It is a word, slogan, symbol, design, color, sound, or a combination of these things. It tells consumers that particular goods or services originate from a particular source. It is vital to your brand identity as it helps distinguish the goods or services of one party from those of another.
It is your trademark. And you want a strong trademark.
Some strong, and well-known trademarks, are logos (Apple for computers); sounds (MGM’s roaring lion); and color (Home Depot Orange).
So how do you pick a strong and protectable mark? It might be easy to choose one, but getting your trademarks approved and registered might not be so easy. Not every mark is strong and protectable. Trademarks fall along a spectrum of “distinctiveness” – the more distinctive the mark is to consumers, the stronger and more protectable the mark.
On the flip side of this is the fact that you can’t trademark what it is you sell.
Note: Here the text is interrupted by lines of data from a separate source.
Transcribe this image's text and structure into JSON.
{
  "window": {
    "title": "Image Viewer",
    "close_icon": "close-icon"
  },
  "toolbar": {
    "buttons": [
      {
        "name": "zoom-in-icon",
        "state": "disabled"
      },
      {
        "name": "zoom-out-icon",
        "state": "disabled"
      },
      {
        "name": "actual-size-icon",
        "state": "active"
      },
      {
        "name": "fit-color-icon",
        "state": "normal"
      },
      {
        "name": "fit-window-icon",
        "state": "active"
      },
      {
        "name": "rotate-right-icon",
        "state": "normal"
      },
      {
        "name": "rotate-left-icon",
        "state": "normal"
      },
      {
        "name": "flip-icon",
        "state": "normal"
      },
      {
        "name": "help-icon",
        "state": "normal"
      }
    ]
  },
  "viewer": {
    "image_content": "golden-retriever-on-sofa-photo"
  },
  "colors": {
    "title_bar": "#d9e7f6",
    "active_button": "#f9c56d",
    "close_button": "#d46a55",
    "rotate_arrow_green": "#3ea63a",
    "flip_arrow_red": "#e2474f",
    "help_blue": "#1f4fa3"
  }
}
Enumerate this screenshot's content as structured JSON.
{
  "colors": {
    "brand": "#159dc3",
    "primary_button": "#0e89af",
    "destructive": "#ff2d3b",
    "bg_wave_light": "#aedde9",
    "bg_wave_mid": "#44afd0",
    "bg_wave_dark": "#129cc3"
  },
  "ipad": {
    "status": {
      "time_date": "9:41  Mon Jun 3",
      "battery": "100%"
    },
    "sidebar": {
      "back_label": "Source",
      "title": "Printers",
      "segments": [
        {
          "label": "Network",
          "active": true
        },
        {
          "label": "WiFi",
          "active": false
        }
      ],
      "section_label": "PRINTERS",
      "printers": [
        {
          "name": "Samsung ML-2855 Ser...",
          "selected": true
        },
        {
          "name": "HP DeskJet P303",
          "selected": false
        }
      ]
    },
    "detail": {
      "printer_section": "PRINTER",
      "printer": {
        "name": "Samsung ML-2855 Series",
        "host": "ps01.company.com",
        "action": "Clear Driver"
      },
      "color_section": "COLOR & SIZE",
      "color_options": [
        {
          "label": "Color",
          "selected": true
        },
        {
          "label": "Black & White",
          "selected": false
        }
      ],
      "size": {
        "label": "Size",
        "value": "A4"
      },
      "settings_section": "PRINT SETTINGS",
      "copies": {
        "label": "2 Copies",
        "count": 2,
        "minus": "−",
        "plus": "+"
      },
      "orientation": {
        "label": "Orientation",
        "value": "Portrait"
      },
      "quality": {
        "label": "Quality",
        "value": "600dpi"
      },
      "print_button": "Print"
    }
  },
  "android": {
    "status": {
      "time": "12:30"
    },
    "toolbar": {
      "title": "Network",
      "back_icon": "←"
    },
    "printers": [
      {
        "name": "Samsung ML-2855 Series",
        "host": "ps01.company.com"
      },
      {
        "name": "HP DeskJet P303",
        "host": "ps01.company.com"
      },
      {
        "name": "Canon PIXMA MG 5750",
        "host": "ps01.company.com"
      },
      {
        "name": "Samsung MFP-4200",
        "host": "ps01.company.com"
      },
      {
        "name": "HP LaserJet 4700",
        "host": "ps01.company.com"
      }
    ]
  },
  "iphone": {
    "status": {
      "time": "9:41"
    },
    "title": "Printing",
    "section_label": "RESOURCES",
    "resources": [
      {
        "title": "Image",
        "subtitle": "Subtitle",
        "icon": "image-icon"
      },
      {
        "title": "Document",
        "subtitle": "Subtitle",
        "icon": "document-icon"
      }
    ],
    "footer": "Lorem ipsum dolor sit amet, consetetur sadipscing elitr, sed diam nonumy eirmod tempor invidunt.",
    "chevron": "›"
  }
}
A generic trademark is the same exact term as the goods or services that it covers. For example, you cannot trademark the term “beer” to cover the beer you are selling. This is because others in the beer industry need to be able to market their beer using the generic term “beer”.
There are three main categories of trademarks. They are:
- Descriptive. These are weak and generally are not protectable or registrable. A descriptive mark literally describes an essential element of the goods or services it covers; for example, “cold and creamy” for ice cream.
- Suggestive. These are strong and eligible for protection and registration. These suggest a quality or characteristics of the goods or services; for example, “Java City” for coffee bar services.
- Arbitrary or Fanciful. These are the strongest and most protectable type of mark. These marks either do not exist in language, or have nothing to do with the goods or services they cover; for example,“Google” for the online search engine.
Next, how do you protect it? That’s where trademark rights come into the equation. In purely legal terms, trademark rights are the legal interest in a protectable trademark that may permit the trademark owner to prevent others from unauthorized uses of the trademark. Essentially, if you own it, no one else can use it.
The first step in protecting your trademark right is very simple. The minute you associate a protectable mark with your goods or services and begin marketing or selling those goods or services to the public, you are establishing rights in that mark – even if you have not formally registered your mark.
Formally registering your mark with a state trademark office or the United States Patent and Trademark Office (“USPTO”) may be the best course of action for your business, and certainly gives you the most benefits.
And finally, how would you police your mark? Well, whether trademark rights exist only at common law, or via state or federal registration, a mark is only as strong as the owner’s efforts to police and enforce it. As owner of a trademark, you really have to monitor the business activity in your region—including online—for uses that may generate a likelihood of consumer confusion with your protectable mark. If you find a potentially infringing use, you will want to notify the owner of the challenged mark and request that they stop using the challenged mark. If they do not stop using the mark, you may want to consider a lawsuit for trademark infringement.
Bringing it all together: Trademark law is complex. It is recommended that you consult a trademark attorney when choosing, filing an application to register, and policing and enforcing your trademark. It’s the best way to protect your business interests and your brand.
To learn more about this topic in depth, and to explore the benefits to USPTO registration, read the full article. To better understand Trademark Law, call us today at JDSA Law.